What you need to do
Say how many lines in the following data hold the word "jsem". Write nothing but that number.

(Web page and app entries)
* * *
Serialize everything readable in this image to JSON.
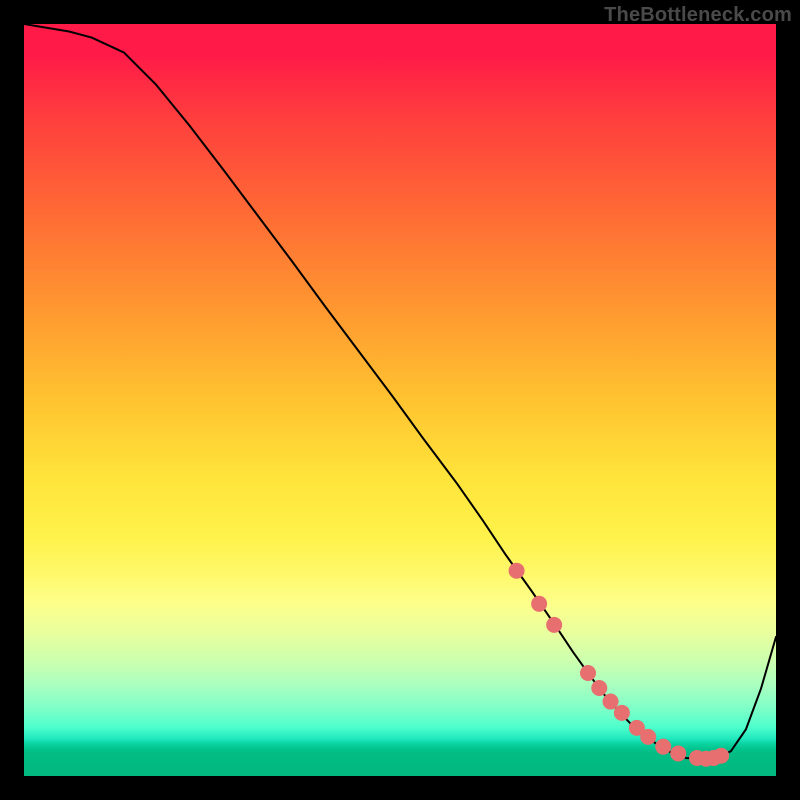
{
  "watermark": "TheBottleneck.com",
  "chart_data": {
    "type": "line",
    "title": "",
    "xlabel": "",
    "ylabel": "",
    "xlim": [
      0,
      100
    ],
    "ylim": [
      0,
      100
    ],
    "curve_x": [
      0,
      3,
      6,
      9,
      13.3,
      17.5,
      22,
      26.6,
      31.1,
      35.6,
      40,
      44.5,
      49,
      53,
      57.5,
      61,
      64,
      67.5,
      71,
      73,
      75,
      77,
      79,
      81,
      83,
      85,
      86.5,
      88,
      90,
      92,
      94,
      96,
      98,
      100
    ],
    "curve_y": [
      100,
      99.5,
      99,
      98.2,
      96.2,
      92,
      86.5,
      80.5,
      74.5,
      68.5,
      62.5,
      56.5,
      50.5,
      45,
      39,
      34,
      29.5,
      24.6,
      19.5,
      16.5,
      13.7,
      11,
      8.7,
      6.6,
      5,
      3.7,
      2.9,
      2.4,
      2.3,
      2.4,
      3.3,
      6.2,
      11.6,
      18.5
    ],
    "dots": {
      "x": [
        65.5,
        68.5,
        70.5,
        75.0,
        76.5,
        78.0,
        79.5,
        81.5,
        83.0,
        85.0,
        87.0,
        89.5,
        90.7,
        91.7,
        92.7
      ],
      "y": [
        27.3,
        22.9,
        20.1,
        13.7,
        11.7,
        9.9,
        8.4,
        6.4,
        5.2,
        3.9,
        3.0,
        2.4,
        2.3,
        2.4,
        2.7
      ],
      "color": "#e76f6f",
      "radius": 8
    },
    "curve_color": "#000000",
    "curve_width": 2
  }
}
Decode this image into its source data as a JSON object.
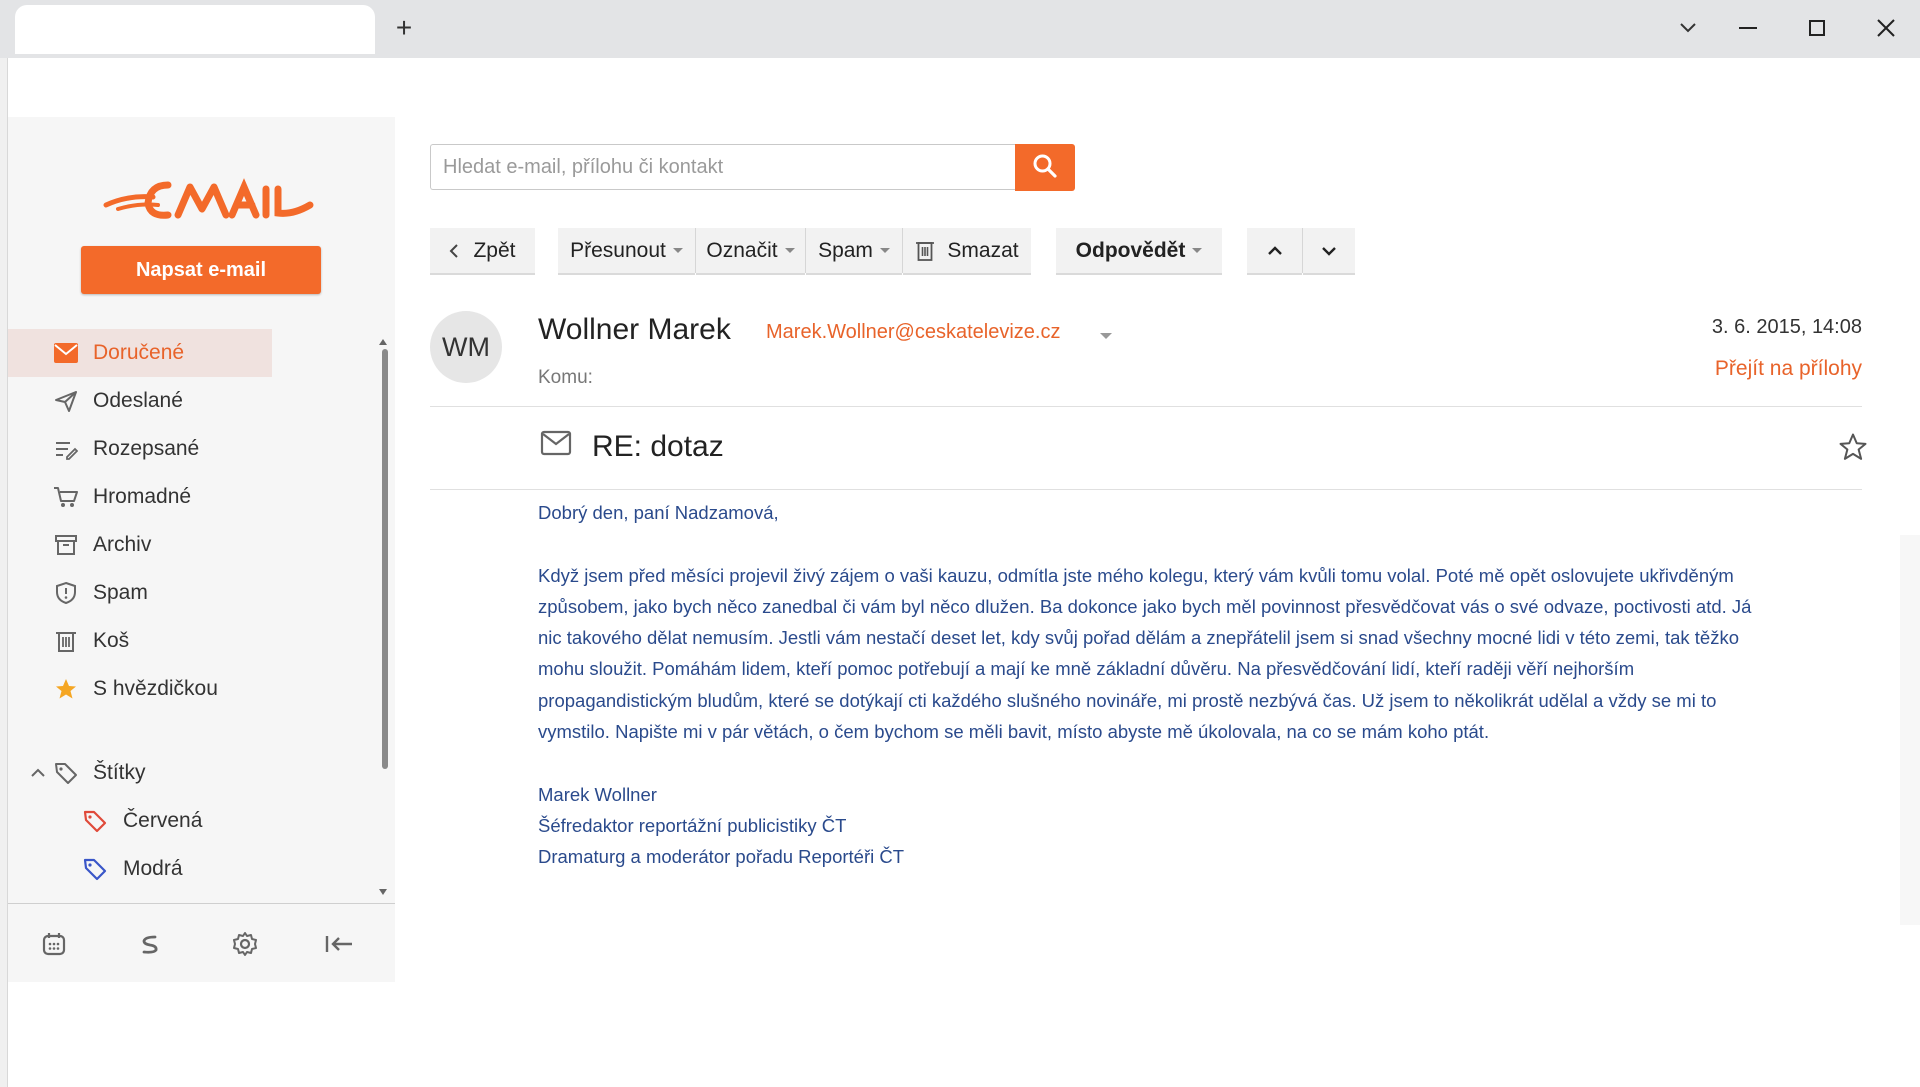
{
  "browser": {
    "new_tab": "+"
  },
  "app": {
    "compose_label": "Napsat e-mail",
    "logo_text": "EMAIL"
  },
  "folders": [
    {
      "label": "Doručené",
      "icon": "inbox-icon"
    },
    {
      "label": "Odeslané",
      "icon": "send-icon"
    },
    {
      "label": "Rozepsané",
      "icon": "drafts-icon"
    },
    {
      "label": "Hromadné",
      "icon": "cart-icon"
    },
    {
      "label": "Archiv",
      "icon": "archive-icon"
    },
    {
      "label": "Spam",
      "icon": "shield-icon"
    },
    {
      "label": "Koš",
      "icon": "trash-icon"
    },
    {
      "label": "S hvězdičkou",
      "icon": "star-icon"
    }
  ],
  "labels": {
    "title": "Štítky",
    "items": [
      {
        "label": "Červená",
        "color": "#e04a3a"
      },
      {
        "label": "Modrá",
        "color": "#3a56c8"
      }
    ]
  },
  "search": {
    "placeholder": "Hledat e-mail, přílohu či kontakt"
  },
  "toolbar": {
    "back": "Zpět",
    "move": "Přesunout",
    "mark": "Označit",
    "spam": "Spam",
    "delete": "Smazat",
    "reply": "Odpovědět"
  },
  "message": {
    "avatar": "WM",
    "sender_name": "Wollner Marek",
    "sender_email": "Marek.Wollner@ceskatelevize.cz",
    "to_label": "Komu:",
    "date": "3. 6. 2015, 14:08",
    "attachments_link": "Přejít na přílohy",
    "subject": "RE: dotaz",
    "greeting": "Dobrý den, paní Nadzamová,",
    "body_lines": [
      "Když jsem před měsíci projevil živý zájem o vaši kauzu, odmítla jste mého kolegu, který vám kvůli tomu volal. Poté mě opět oslovujete ukřivděným",
      "způsobem, jako bych něco zanedbal či vám byl něco dlužen. Ba dokonce jako bych měl povinnost přesvědčovat vás o své odvaze, poctivosti atd. Já",
      "nic takového dělat nemusím. Jestli vám nestačí deset let, kdy svůj pořad dělám a znepřátelil jsem si snad všechny mocné lidi v této zemi, tak těžko",
      "mohu sloužit. Pomáhám lidem, kteří pomoc potřebují a mají ke mně základní důvěru. Na přesvědčování lidí, kteří raději věří nejhorším",
      "propagandistickým bludům, které se dotýkají cti každého slušného novináře, mi prostě nezbývá čas. Už jsem to několikrát udělal a vždy se mi to",
      "vymstilo. Napište mi v pár větách, o čem bychom se měli bavit, místo abyste mě úkolovala, na co se mám koho ptát."
    ],
    "signature": [
      "Marek Wollner",
      "Šéfredaktor reportážní publicistiky ČT",
      "Dramaturg a moderátor pořadu Reportéři ČT"
    ]
  },
  "colors": {
    "accent": "#f36a2a",
    "body_text": "#2a4a8c"
  }
}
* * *
Result of the exercise
3